Pregnancy and you blog
When I was a child playing house with my friends, I knew exactly what I wanted my grown-up life to be like. I'd be married to a tall, handsome pop singer (not telling which one — it would date me too much). We'd have four children, two boys and two girls with two years between each child. Out of that lovely fantasy, one thing came true. I got married.
I'm not sure why two years between children seemed like the perfect pregnancy spacing in my 9-year-old imagination. As an adult who started having children a little later in life, two years seemed too long between babies — yet my second and third children are two and a half years apart. In the end, pregnancy spacing is often based on a combination of personal preference and luck. You might want to space your babies close together so you get the diapers and child care done earlier. You might want to space them further apart so you can enjoy the specific stages of growth and development with each child before you introduce another child. Sometimes you get pregnant sooner than you thought you would or long after you hoped you would.
When you're planning your next pregnancy, you have many things to consider:
- Your health. Has your body completely recovered from pregnancy and birth? It can take a year or even longer to develop stores of essential nutrients that may have been depleted during pregnancy and breast-feeding.
- Your children. How will another baby affect your older child or children? Some people space children close together, hoping that the kids will feel like best friends. Others space them further apart to make sure that each child gets individual attention or is more independent when the next one comes along.
- Your finances. What's the state of your budget? Having babies close together might get the drain of child care off the budget sooner, and it might be easier to focus on your career if the kids are all in school at the same time.
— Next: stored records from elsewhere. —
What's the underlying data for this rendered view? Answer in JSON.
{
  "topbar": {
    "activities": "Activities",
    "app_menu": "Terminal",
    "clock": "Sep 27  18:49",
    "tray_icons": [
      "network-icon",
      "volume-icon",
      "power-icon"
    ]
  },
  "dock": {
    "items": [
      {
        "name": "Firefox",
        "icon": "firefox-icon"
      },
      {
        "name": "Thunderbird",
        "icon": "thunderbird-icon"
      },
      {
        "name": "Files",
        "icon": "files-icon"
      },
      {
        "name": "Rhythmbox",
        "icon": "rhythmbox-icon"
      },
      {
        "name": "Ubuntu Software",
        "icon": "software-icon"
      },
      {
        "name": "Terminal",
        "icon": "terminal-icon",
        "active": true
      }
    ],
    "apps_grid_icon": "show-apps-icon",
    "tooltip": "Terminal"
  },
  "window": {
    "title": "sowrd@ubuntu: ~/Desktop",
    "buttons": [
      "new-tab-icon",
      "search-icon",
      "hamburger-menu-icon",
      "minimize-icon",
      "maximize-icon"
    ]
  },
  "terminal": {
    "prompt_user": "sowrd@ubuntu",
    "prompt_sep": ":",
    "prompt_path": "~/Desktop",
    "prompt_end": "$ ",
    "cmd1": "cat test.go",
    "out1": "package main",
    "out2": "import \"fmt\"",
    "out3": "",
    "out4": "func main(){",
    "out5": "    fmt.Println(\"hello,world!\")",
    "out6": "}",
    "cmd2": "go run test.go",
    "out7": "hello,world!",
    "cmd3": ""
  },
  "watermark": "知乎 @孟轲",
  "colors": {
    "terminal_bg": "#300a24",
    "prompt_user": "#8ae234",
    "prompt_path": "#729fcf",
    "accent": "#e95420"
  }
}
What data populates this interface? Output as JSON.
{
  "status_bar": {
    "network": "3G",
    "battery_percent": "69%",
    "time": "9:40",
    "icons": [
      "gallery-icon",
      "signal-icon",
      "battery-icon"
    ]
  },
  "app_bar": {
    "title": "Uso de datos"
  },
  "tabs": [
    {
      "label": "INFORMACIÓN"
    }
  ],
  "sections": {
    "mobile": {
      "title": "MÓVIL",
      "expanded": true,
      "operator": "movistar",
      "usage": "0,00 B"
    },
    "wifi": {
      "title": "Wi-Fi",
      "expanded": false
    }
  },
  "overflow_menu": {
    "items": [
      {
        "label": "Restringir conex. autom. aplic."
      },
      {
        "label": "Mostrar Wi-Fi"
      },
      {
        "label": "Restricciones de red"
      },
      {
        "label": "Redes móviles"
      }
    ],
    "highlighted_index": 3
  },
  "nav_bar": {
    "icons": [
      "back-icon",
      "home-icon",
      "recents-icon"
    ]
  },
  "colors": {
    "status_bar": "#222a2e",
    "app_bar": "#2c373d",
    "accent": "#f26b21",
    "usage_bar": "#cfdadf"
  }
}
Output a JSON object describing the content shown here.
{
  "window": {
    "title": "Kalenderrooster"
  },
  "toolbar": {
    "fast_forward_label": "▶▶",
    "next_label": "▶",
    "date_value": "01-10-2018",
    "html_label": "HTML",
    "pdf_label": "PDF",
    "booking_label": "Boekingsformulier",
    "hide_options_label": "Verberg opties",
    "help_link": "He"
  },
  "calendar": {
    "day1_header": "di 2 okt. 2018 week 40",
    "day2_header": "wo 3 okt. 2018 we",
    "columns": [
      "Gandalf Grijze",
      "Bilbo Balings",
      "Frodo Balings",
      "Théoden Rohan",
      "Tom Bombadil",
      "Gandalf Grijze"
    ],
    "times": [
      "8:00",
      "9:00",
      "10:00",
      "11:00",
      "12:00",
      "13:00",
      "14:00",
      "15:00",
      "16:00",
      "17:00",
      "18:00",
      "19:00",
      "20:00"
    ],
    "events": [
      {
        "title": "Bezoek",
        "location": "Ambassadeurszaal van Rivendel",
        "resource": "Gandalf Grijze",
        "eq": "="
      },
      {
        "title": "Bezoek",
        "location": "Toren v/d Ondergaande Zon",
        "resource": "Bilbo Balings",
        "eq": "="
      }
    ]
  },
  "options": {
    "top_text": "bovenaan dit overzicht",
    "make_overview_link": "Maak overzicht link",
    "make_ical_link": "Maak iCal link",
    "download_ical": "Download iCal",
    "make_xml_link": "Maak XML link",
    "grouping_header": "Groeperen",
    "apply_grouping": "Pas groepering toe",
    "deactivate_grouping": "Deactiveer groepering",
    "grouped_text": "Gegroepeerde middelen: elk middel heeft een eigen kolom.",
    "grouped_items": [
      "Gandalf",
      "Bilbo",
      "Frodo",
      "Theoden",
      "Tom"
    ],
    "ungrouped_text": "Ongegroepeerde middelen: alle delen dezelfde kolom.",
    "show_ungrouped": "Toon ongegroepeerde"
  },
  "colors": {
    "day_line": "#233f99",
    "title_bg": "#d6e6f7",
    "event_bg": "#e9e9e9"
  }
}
On the other hand, spacing children further apart can give you more time to recover from the financial and emotional impact of pregnancy and early child care.
Finally, remember that things don't always go according to plan — so be flexible. In the end, the ideal spacing between children is what works for you and your family.
Jun. 03, 2011